DATA FOR THIS TASK:
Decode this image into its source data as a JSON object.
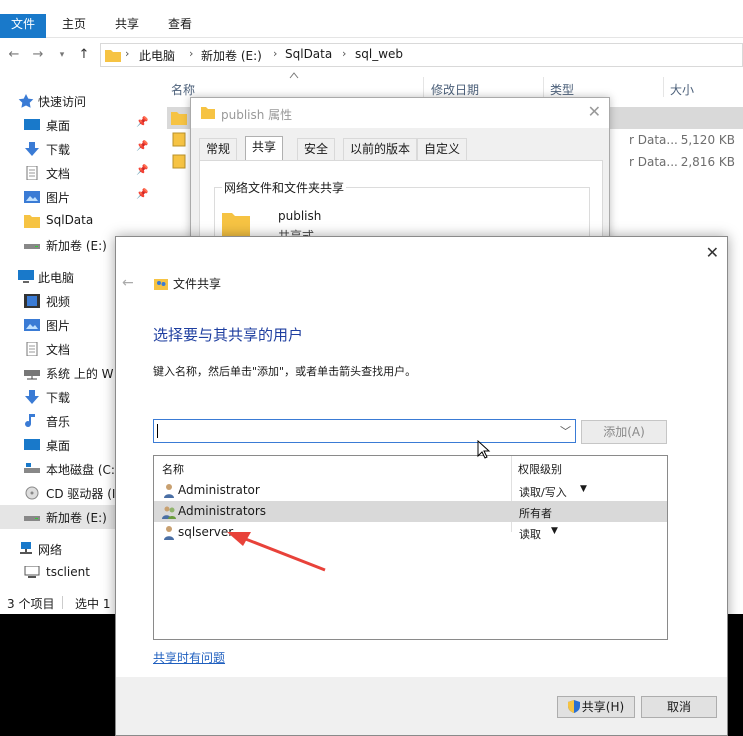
{
  "ribbon": {
    "tabs": [
      "文件",
      "主页",
      "共享",
      "查看"
    ]
  },
  "address": {
    "crumbs": [
      "此电脑",
      "新加卷 (E:)",
      "SqlData",
      "sql_web"
    ]
  },
  "nav": {
    "items": [
      {
        "label": "快速访问"
      },
      {
        "label": "桌面"
      },
      {
        "label": "下载"
      },
      {
        "label": "文档"
      },
      {
        "label": "图片"
      },
      {
        "label": "SqlData"
      },
      {
        "label": "新加卷 (E:)"
      },
      {
        "label": "此电脑"
      },
      {
        "label": "视频"
      },
      {
        "label": "图片"
      },
      {
        "label": "文档"
      },
      {
        "label": "系统 上的 W"
      },
      {
        "label": "下载"
      },
      {
        "label": "音乐"
      },
      {
        "label": "桌面"
      },
      {
        "label": "本地磁盘 (C:"
      },
      {
        "label": "CD 驱动器 (I"
      },
      {
        "label": "新加卷 (E:)"
      },
      {
        "label": "网络"
      },
      {
        "label": "tsclient"
      }
    ]
  },
  "filelist": {
    "columns": {
      "name": "名称",
      "modified": "修改日期",
      "type": "类型",
      "size": "大小"
    },
    "rows": [
      {
        "type": "",
        "size": ""
      },
      {
        "type": "r Data...",
        "size": "5,120 KB"
      },
      {
        "type": "r Data...",
        "size": "2,816 KB"
      }
    ]
  },
  "status": {
    "count": "3 个项目",
    "selected": "选中 1"
  },
  "props": {
    "title": "publish 属性",
    "tabs": [
      "常规",
      "共享",
      "安全",
      "以前的版本",
      "自定义"
    ],
    "group_label": "网络文件和文件夹共享",
    "folder_name": "publish",
    "folder_sub": "共享式"
  },
  "share_dialog": {
    "header": "文件共享",
    "heading": "选择要与其共享的用户",
    "instruction": "键入名称，然后单击\"添加\"，或者单击箭头查找用户。",
    "input_value": "",
    "add_label": "添加(A)",
    "col_name": "名称",
    "col_level": "权限级别",
    "entries": [
      {
        "name": "Administrator",
        "level": "读取/写入"
      },
      {
        "name": "Administrators",
        "level": "所有者"
      },
      {
        "name": "sqlserver",
        "level": "读取"
      }
    ],
    "help_link": "共享时有问题",
    "share_button": "共享(H)",
    "cancel_button": "取消"
  },
  "colors": {
    "accent": "#1979ca",
    "heading": "#1f3fa0",
    "annotation_arrow": "#e8423a"
  }
}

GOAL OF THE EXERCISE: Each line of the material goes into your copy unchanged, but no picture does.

EXPECTED ANSWER:
Decode this image into its source data as a JSON object.
{
  "ribbon": {
    "tabs": [
      "文件",
      "主页",
      "共享",
      "查看"
    ]
  },
  "address": {
    "crumbs": [
      "此电脑",
      "新加卷 (E:)",
      "SqlData",
      "sql_web"
    ]
  },
  "nav": {
    "items": [
      {
        "label": "快速访问"
      },
      {
        "label": "桌面"
      },
      {
        "label": "下载"
      },
      {
        "label": "文档"
      },
      {
        "label": "图片"
      },
      {
        "label": "SqlData"
      },
      {
        "label": "新加卷 (E:)"
      },
      {
        "label": "此电脑"
      },
      {
        "label": "视频"
      },
      {
        "label": "图片"
      },
      {
        "label": "文档"
      },
      {
        "label": "系统 上的 W"
      },
      {
        "label": "下载"
      },
      {
        "label": "音乐"
      },
      {
        "label": "桌面"
      },
      {
        "label": "本地磁盘 (C:"
      },
      {
        "label": "CD 驱动器 (I"
      },
      {
        "label": "新加卷 (E:)"
      },
      {
        "label": "网络"
      },
      {
        "label": "tsclient"
      }
    ]
  },
  "filelist": {
    "columns": {
      "name": "名称",
      "modified": "修改日期",
      "type": "类型",
      "size": "大小"
    },
    "rows": [
      {
        "type": "",
        "size": ""
      },
      {
        "type": "r Data...",
        "size": "5,120 KB"
      },
      {
        "type": "r Data...",
        "size": "2,816 KB"
      }
    ]
  },
  "status": {
    "count": "3 个项目",
    "selected": "选中 1"
  },
  "props": {
    "title": "publish 属性",
    "tabs": [
      "常规",
      "共享",
      "安全",
      "以前的版本",
      "自定义"
    ],
    "group_label": "网络文件和文件夹共享",
    "folder_name": "publish",
    "folder_sub": "共享式"
  },
  "share_dialog": {
    "header": "文件共享",
    "heading": "选择要与其共享的用户",
    "instruction": "键入名称，然后单击\"添加\"，或者单击箭头查找用户。",
    "input_value": "",
    "add_label": "添加(A)",
    "col_name": "名称",
    "col_level": "权限级别",
    "entries": [
      {
        "name": "Administrator",
        "level": "读取/写入"
      },
      {
        "name": "Administrators",
        "level": "所有者"
      },
      {
        "name": "sqlserver",
        "level": "读取"
      }
    ],
    "help_link": "共享时有问题",
    "share_button": "共享(H)",
    "cancel_button": "取消"
  },
  "colors": {
    "accent": "#1979ca",
    "heading": "#1f3fa0",
    "annotation_arrow": "#e8423a"
  }
}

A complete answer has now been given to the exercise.